Assignment:
Write how many lines in the records below include the string "JSON". No other text should be given.

### Exercise data ###

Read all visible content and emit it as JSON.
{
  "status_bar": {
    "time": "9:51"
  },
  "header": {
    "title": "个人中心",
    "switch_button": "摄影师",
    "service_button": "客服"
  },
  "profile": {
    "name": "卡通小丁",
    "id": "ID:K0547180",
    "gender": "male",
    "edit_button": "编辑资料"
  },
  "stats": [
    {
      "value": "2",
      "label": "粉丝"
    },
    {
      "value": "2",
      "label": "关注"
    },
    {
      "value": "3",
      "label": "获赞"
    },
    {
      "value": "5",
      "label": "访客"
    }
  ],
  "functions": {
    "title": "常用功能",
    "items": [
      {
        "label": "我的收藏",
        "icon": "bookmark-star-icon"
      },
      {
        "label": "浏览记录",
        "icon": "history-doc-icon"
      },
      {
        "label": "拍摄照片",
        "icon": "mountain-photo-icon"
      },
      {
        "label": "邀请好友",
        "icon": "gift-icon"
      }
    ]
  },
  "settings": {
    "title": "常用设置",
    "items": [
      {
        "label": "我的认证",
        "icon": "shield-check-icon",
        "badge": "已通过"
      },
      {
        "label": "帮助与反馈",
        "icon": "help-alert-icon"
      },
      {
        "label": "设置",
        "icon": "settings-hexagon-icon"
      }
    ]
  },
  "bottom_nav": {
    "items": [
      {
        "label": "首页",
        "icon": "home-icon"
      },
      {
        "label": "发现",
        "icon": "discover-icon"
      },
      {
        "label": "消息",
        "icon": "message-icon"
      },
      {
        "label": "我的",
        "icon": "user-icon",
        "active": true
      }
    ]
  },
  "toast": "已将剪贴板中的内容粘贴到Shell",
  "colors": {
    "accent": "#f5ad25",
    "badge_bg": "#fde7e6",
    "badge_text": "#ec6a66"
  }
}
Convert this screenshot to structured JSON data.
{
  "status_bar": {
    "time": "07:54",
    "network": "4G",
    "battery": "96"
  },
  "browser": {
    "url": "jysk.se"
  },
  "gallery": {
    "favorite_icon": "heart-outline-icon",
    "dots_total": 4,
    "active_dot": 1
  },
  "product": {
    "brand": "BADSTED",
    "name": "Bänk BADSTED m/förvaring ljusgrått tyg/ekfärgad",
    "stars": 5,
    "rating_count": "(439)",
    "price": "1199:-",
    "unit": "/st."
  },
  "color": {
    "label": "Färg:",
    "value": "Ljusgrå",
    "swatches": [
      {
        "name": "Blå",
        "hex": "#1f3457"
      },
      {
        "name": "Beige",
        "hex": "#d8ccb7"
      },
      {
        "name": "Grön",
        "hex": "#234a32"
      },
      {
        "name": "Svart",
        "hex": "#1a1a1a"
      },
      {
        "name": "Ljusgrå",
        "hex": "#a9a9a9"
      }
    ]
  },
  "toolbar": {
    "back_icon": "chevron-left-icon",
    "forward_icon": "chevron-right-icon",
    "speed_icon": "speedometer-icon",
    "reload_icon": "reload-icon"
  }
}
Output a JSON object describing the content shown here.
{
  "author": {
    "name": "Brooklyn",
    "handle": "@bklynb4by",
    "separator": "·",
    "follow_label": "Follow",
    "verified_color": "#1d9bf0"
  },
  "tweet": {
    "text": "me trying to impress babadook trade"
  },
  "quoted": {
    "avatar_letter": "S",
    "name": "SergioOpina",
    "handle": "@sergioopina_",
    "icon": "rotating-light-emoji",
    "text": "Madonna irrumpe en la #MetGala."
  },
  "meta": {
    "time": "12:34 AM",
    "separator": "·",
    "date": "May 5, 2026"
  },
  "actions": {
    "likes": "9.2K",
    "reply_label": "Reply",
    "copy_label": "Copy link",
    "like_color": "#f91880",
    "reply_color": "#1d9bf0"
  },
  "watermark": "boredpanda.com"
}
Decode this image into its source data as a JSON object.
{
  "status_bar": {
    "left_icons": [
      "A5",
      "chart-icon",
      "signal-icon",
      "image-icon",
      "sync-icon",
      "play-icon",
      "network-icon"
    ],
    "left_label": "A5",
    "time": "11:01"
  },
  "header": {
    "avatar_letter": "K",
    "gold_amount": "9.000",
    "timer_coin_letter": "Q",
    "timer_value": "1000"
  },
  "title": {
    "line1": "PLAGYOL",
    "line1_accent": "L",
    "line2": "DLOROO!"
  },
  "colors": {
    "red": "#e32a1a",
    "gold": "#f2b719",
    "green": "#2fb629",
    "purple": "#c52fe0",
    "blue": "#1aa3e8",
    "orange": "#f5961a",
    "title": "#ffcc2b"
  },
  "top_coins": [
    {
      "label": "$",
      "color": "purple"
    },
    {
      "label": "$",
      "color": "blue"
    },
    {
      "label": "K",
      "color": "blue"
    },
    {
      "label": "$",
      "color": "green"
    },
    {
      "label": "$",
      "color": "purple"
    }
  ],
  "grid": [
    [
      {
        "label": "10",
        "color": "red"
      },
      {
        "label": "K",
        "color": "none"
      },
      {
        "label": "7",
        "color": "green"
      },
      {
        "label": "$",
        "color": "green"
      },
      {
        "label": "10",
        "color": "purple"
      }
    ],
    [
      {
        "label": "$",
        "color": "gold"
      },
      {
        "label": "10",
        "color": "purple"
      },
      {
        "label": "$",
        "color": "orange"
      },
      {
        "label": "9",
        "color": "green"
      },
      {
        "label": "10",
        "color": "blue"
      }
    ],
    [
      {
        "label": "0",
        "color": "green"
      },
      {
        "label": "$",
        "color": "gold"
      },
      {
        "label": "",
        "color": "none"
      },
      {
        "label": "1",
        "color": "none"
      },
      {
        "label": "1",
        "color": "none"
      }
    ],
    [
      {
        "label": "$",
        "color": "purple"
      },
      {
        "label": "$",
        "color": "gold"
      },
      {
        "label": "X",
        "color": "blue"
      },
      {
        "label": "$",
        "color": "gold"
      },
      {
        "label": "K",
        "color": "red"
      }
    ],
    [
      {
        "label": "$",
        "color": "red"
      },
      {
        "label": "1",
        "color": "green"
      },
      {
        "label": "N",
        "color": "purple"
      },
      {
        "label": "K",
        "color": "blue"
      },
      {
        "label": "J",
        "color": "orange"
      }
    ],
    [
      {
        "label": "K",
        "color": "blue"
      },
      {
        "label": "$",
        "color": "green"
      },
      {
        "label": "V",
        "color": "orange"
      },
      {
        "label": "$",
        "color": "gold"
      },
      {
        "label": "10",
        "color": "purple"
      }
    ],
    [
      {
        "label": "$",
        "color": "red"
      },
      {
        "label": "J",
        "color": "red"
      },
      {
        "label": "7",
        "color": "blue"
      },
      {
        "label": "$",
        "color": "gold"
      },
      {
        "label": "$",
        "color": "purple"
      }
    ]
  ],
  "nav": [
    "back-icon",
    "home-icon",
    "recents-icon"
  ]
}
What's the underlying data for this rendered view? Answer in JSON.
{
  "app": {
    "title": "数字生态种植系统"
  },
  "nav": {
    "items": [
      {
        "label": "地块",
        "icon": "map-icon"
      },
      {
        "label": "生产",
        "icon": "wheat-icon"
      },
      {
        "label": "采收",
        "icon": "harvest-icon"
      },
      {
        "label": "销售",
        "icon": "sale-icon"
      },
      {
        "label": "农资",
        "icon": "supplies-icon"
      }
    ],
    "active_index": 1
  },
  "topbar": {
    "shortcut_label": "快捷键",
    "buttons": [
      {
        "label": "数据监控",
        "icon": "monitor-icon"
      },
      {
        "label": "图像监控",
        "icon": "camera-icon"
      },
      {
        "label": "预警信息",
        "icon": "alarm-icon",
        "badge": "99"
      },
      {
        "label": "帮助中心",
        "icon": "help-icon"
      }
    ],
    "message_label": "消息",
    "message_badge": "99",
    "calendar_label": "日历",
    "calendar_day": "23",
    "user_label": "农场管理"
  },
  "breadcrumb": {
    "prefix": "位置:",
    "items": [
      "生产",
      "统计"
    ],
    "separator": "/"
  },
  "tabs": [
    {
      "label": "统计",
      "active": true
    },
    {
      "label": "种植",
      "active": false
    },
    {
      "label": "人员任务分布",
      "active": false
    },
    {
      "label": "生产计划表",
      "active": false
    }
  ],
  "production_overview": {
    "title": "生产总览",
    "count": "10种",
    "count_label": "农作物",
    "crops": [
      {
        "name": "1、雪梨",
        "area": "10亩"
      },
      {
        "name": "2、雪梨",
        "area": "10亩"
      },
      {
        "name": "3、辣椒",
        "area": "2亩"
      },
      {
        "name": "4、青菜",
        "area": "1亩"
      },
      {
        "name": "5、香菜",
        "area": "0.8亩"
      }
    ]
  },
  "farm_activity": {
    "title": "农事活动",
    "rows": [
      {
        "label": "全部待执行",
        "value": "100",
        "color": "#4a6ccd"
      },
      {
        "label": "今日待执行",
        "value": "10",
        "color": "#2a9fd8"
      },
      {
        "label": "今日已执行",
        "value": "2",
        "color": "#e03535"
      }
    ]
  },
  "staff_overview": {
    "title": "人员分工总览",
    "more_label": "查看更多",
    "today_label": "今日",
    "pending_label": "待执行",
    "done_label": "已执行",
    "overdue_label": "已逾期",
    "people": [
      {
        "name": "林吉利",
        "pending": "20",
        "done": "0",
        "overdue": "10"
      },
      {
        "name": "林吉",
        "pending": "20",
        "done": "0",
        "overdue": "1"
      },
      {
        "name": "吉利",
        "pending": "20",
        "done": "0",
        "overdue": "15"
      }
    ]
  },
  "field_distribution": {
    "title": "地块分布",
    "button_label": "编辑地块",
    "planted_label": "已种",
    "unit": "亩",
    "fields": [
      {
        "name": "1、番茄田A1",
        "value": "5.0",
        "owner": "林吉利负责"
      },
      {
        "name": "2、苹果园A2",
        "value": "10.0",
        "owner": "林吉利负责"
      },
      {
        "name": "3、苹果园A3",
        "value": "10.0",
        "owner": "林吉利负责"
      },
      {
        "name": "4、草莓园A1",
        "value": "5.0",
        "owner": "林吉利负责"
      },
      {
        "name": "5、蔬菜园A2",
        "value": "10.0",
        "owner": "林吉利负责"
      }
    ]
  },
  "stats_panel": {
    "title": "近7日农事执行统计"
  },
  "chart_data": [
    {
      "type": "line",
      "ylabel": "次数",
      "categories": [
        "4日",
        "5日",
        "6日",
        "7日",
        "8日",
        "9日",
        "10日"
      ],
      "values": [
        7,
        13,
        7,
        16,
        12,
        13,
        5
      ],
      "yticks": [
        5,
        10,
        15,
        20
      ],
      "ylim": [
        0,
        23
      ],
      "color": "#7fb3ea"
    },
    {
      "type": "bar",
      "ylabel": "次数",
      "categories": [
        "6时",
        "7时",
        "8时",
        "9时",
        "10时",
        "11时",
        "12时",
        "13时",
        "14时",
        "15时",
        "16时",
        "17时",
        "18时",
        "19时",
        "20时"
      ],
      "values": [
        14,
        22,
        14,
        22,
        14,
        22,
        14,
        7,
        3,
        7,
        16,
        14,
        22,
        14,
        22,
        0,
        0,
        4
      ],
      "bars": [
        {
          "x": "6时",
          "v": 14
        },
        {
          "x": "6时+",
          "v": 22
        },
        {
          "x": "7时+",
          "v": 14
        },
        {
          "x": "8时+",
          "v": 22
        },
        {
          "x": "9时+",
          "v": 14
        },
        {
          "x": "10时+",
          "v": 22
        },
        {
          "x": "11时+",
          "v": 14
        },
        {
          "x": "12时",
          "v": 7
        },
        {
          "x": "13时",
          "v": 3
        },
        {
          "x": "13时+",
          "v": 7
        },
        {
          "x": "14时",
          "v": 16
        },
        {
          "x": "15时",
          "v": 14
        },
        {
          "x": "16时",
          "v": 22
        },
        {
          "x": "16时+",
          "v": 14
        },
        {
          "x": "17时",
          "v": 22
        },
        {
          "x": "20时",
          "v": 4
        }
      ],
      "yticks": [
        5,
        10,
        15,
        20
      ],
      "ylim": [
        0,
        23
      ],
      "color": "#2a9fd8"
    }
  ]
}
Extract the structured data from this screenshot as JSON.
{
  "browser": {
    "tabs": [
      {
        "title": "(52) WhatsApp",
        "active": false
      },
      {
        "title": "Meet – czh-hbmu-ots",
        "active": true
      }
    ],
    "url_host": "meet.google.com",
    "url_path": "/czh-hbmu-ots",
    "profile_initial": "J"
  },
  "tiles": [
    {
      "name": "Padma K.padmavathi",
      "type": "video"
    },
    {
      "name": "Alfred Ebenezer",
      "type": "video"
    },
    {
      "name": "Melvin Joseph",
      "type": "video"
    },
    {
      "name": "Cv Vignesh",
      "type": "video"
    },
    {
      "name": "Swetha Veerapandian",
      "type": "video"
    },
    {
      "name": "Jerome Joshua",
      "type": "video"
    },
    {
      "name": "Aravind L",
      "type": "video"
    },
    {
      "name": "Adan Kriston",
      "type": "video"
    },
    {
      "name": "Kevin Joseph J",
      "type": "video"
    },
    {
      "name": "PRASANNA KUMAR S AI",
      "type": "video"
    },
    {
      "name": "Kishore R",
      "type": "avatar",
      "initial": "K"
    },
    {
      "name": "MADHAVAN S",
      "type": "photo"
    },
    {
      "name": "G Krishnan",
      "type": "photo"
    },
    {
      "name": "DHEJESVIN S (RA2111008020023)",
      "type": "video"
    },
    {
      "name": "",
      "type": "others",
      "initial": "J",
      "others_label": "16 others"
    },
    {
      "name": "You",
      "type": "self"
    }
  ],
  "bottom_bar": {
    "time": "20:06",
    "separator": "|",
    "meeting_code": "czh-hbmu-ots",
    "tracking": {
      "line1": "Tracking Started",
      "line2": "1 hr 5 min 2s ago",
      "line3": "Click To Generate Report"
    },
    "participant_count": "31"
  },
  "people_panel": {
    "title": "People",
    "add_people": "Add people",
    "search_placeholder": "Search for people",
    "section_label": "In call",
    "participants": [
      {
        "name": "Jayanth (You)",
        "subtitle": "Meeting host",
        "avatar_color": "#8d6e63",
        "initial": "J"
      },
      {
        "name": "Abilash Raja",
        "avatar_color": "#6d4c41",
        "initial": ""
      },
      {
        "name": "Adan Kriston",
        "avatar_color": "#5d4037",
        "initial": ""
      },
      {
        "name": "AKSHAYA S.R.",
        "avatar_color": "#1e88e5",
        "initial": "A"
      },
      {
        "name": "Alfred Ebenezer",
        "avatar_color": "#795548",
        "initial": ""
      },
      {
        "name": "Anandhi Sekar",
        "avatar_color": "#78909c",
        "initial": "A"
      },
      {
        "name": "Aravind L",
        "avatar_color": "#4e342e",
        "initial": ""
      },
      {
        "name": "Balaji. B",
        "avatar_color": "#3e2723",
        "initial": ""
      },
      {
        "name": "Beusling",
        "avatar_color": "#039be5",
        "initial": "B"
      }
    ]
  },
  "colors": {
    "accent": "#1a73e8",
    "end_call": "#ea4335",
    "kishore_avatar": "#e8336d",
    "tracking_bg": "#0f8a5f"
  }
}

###

Reply to the exercise:
6